Some 200 People gathered on the Nevada County side of the old Narrow Gauge Railroad’s high steel trestle across the Bear River.
It was a warm and sunny day, and they came to watch it come tumbling down. It was 2:45 p.m., Friday, Aug. 23, 1963.
All morning long a demolition crew from Granite Construction Company was busy strapping explosive charges on the supporting members of the 55-year- old railroad structure. The Narrow Gauge had ceased operations 21 years before and the rusting steel trestle was scheduled to be demolished to make way for Rollins Dam, which would rise on the exact spot now occupied by the bridge.
Earlier, the Nevada Irrigation District (NID) had passed a bond issue and had embarked on the ambitious Yuba-Bear River Project — a project that included construction of two major dams, strengthening and heightening others, repairing and improving water delivery systems, building hydroelectric plants and generally conserving Nevada County’s great natural resource—water.
The old trestle served no useful purpose. However, it was the last vestige of the little railroad’s glorious past. There were those who argued that the structure was historic and should be saved. There was even a suggestion that it be dismantled and rebuilt elsewhere, but, no dice; her fate was sealed.
Before the demolition ceremony, a luncheon was served in the Veterans Memorial Building in Grass Valley for invited guests presided over by John Hodge, Grass Valley’s mayor, and Edwin Koster, NID’s general manager. The Rev. Robert Noble, rector of Trinity Episcopal Church, delivered the invocation while Mrs. Thomas Threlkeld sang the national anthem.
After lunch, the guests boarded buses for the trip to the Bear River site. Here ceremonies would feature a host of local dignitaries, with the principal speech delivered by William Warne, state director of the Department of Water Resources.
The honor of setting off the explosive charges was given to Mrs. Warren S. Wilson, wife of the NID’s board chairman. Previously, the honor had been offered to John Nolan, who, in 1908, witnessed completion of the trestle, but Nolan declined, saying “the old girl was like a member of the family. I don’t have the heart to do it.”
All was ready. The verbal countdown began over the public address system: “Five, four, three two, one..” Mrs. Wilson pushed down the plunger in the firing box as newsreel, wire service, local and press photographers from all parts of the state pointed their cameras toward the explosion. There was even a film crew from the British Broadcasting Company (BBC) to film file footage.
A cloud of dust puffed up along the bridge footings and rose skyward, followed by the roar of two sharp blasts. The dust then settled slowly.

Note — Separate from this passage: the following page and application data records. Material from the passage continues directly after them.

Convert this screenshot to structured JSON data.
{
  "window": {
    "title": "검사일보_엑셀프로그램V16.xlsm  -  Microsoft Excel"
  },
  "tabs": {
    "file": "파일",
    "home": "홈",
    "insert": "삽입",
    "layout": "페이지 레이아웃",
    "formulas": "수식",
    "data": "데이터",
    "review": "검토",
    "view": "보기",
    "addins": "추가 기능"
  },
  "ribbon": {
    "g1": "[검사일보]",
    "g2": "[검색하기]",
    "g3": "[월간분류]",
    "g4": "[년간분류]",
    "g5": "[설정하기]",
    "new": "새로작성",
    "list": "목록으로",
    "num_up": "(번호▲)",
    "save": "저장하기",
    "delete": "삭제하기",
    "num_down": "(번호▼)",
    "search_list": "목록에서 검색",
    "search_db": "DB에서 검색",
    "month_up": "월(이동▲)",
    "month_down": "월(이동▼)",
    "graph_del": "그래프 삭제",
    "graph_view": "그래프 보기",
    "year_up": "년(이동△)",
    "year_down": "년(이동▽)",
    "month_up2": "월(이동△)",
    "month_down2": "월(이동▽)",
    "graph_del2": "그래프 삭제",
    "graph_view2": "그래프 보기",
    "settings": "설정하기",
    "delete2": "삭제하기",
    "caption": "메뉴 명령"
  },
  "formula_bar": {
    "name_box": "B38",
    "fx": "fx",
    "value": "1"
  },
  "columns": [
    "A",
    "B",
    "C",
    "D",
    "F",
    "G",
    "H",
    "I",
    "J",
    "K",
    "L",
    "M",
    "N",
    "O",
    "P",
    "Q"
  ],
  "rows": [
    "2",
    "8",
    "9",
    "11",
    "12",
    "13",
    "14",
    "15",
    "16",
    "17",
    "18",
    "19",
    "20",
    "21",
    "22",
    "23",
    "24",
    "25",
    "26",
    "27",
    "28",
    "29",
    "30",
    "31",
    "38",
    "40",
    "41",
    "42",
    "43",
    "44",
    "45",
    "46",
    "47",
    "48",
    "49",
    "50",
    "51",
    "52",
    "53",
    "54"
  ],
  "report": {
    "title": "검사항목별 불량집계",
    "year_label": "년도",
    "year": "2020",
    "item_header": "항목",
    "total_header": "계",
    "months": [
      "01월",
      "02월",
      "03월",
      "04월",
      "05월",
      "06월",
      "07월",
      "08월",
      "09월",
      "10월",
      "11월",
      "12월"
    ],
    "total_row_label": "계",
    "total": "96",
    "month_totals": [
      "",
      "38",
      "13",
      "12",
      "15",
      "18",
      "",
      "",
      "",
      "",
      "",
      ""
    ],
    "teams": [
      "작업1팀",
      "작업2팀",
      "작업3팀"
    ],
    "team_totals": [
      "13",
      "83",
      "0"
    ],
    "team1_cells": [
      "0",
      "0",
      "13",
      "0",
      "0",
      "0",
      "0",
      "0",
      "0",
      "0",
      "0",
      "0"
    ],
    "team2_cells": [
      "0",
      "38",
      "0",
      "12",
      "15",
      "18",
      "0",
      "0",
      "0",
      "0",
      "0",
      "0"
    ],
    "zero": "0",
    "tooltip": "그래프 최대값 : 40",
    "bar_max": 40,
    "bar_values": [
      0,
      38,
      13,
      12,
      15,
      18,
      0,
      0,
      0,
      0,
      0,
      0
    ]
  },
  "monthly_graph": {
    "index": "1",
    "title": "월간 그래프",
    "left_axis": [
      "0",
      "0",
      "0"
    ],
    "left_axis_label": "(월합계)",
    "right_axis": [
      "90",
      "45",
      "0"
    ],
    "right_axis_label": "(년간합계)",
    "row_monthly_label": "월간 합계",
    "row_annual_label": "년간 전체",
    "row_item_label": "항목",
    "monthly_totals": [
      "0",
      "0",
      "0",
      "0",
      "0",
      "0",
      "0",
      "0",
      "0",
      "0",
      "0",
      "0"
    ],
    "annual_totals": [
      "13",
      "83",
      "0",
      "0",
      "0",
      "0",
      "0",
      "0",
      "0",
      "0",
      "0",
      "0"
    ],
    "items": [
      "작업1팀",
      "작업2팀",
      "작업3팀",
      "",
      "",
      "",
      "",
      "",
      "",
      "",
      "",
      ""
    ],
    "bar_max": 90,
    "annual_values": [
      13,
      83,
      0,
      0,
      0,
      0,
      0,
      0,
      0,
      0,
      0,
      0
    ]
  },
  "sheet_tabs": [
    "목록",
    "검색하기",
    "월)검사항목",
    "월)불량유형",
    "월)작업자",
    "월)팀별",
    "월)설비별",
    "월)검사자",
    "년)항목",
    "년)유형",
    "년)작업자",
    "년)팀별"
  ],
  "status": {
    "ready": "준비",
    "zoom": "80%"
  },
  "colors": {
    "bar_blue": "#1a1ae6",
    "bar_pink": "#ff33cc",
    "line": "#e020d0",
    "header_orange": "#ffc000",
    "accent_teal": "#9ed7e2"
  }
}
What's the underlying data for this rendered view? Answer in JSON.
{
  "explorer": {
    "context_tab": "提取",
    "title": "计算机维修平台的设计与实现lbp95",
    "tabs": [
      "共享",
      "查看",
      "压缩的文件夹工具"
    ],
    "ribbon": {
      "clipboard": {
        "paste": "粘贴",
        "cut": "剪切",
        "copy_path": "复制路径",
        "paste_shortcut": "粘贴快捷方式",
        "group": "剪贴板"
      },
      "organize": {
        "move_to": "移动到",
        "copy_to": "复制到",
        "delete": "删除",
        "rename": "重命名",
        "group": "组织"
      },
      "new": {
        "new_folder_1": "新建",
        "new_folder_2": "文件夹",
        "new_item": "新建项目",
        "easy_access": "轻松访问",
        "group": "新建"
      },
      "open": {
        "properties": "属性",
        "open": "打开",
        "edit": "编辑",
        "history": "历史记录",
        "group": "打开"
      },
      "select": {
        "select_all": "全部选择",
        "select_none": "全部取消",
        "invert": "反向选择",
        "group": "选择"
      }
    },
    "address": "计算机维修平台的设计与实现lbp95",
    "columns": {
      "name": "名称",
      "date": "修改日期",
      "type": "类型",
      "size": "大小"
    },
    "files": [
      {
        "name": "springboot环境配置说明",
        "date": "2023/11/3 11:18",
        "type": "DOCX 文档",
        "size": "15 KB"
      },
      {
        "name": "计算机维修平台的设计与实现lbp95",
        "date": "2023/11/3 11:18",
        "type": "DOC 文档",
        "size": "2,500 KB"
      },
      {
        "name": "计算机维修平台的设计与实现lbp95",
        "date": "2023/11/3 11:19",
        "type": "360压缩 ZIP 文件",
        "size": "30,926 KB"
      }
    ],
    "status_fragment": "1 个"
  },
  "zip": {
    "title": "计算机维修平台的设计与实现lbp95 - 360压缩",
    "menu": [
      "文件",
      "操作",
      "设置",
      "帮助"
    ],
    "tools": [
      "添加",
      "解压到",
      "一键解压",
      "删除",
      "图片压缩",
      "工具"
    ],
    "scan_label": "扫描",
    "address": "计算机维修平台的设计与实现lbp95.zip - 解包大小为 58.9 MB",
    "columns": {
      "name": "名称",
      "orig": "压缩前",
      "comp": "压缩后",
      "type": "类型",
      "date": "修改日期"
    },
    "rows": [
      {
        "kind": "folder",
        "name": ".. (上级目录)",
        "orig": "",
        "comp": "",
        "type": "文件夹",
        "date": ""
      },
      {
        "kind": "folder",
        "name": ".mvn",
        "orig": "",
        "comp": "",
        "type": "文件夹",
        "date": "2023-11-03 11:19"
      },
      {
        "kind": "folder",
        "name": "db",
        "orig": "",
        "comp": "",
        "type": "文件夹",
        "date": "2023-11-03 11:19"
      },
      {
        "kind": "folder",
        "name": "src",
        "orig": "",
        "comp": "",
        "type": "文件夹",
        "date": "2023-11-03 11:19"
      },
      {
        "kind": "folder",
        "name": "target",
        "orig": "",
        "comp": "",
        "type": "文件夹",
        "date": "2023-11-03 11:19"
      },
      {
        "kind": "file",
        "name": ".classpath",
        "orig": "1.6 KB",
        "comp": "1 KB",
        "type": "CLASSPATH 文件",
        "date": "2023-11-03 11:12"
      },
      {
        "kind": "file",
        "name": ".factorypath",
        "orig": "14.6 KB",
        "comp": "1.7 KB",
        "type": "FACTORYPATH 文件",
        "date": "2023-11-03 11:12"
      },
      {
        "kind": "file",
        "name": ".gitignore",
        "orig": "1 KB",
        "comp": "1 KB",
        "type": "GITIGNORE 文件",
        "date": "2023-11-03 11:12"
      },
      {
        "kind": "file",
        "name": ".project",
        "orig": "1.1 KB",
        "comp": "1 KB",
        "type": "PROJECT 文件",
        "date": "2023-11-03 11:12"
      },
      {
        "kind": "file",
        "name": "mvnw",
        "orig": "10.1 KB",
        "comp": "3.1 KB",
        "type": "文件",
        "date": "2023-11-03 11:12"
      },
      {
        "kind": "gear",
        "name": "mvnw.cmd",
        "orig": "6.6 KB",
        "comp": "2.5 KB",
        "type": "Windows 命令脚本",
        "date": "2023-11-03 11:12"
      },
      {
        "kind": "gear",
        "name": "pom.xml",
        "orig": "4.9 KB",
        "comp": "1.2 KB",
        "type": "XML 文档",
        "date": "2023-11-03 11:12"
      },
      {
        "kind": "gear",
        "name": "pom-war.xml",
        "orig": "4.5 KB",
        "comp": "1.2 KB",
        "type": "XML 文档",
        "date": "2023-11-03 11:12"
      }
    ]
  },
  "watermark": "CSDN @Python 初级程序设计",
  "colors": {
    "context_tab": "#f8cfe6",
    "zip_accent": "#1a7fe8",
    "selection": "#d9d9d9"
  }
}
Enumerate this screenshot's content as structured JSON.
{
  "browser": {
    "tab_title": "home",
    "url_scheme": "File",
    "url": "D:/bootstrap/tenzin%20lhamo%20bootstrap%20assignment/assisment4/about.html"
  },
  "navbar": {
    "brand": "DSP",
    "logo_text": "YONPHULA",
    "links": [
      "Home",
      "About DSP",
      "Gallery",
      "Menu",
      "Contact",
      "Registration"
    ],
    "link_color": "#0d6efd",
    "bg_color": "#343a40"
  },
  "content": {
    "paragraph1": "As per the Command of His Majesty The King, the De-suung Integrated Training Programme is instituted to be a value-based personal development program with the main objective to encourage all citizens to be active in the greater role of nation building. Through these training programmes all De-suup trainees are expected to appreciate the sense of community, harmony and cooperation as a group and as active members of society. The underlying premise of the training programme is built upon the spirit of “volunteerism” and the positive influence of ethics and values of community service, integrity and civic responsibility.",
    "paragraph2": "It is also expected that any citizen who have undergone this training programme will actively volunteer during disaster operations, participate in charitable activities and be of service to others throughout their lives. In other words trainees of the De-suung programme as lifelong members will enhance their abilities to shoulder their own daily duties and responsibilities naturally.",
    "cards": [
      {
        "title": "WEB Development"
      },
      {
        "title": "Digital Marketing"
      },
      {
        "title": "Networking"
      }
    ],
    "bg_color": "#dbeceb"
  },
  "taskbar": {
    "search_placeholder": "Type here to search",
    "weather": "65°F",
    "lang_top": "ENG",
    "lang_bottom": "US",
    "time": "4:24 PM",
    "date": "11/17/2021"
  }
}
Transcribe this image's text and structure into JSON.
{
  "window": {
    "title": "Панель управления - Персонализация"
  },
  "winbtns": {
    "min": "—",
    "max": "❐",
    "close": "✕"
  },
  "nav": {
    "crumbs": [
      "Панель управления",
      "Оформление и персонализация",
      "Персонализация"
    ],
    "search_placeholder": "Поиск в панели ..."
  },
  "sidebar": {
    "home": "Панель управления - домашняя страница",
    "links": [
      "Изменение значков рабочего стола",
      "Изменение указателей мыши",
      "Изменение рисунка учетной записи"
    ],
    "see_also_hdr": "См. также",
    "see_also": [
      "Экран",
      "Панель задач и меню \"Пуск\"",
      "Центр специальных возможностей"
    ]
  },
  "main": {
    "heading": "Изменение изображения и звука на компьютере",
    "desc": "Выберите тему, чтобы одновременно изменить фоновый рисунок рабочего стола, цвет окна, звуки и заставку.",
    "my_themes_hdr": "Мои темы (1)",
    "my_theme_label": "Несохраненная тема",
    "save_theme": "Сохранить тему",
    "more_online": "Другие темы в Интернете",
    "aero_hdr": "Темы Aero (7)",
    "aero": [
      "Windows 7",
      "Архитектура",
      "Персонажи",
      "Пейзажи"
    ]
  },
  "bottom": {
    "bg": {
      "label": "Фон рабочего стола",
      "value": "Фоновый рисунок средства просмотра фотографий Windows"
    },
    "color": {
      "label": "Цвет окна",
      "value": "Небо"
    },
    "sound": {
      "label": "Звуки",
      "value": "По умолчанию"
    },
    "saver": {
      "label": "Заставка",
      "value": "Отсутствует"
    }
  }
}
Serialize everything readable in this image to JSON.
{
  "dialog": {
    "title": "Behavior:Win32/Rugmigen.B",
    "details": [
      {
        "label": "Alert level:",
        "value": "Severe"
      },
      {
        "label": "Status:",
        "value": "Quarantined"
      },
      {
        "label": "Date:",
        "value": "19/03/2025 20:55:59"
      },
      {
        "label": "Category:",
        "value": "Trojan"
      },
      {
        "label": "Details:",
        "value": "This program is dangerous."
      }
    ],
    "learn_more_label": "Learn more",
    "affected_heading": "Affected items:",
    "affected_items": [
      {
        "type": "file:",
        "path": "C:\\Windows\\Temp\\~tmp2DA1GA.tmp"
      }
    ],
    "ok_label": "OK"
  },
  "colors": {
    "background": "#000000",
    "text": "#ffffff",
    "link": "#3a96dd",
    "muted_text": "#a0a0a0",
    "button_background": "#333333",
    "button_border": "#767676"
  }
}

As it cleared, the spectators realized that the old bridge was still standing — broken, bowed and sagging, but still proudly standing.
The audience waited for the structure to topple, but it did not. After a brief period, a roar of laughter went up from the crowd, followed by applause. A cable had been attached to the bridge prior to the attempt and a bulldozer then tried to pull the decrepit structure down. As if fate was on the side of the defiant trestle, the cable snapped!
Another chuckle rose from the audience as the announcer apologized for the trestle’s lack of cooperation and reluctantly bid them adieu.
Two more attempts to topple the trestle were made that day and each failed.
At 7 p.m., I heard the head powder monkey tell the crew, “Might as well go home, we’re out of explosive.”
He then turned to me and said, “Hell, we could have blown the damned thing down on the first try if we had put more explosive around the bridge, but there were just too many people watching. I could just see a cross tie or two taking off somebody’s head!” He was serious.
Monday, the 26th, saw crews with cutting torches and bulldozers deliver the coup de grace.
They again attached cables, and with the remaining supporting steel members cut through, down she came in a tangled mass of junk.
Among the spectators that day were many former Narrow Gauge employees. John Nolan, the last master mechanic, attended with Bob Paine, the last freight and passenger agent. Also present was Fred Hawke, a former electrician and engineer. They were universal in their condemnation of the “dastardly deed” but understood that all that was left for them to savor was their individual memories of the old Never Come, Never Go.
Sic transit gloria mundi!
Bob Wyckoff, was a former newspaper editor, author of local history, a lifetime student of California history and a longtime resident of Nevada County. Visit TheUnion.com for more of his stories and photography on western Nevada County history.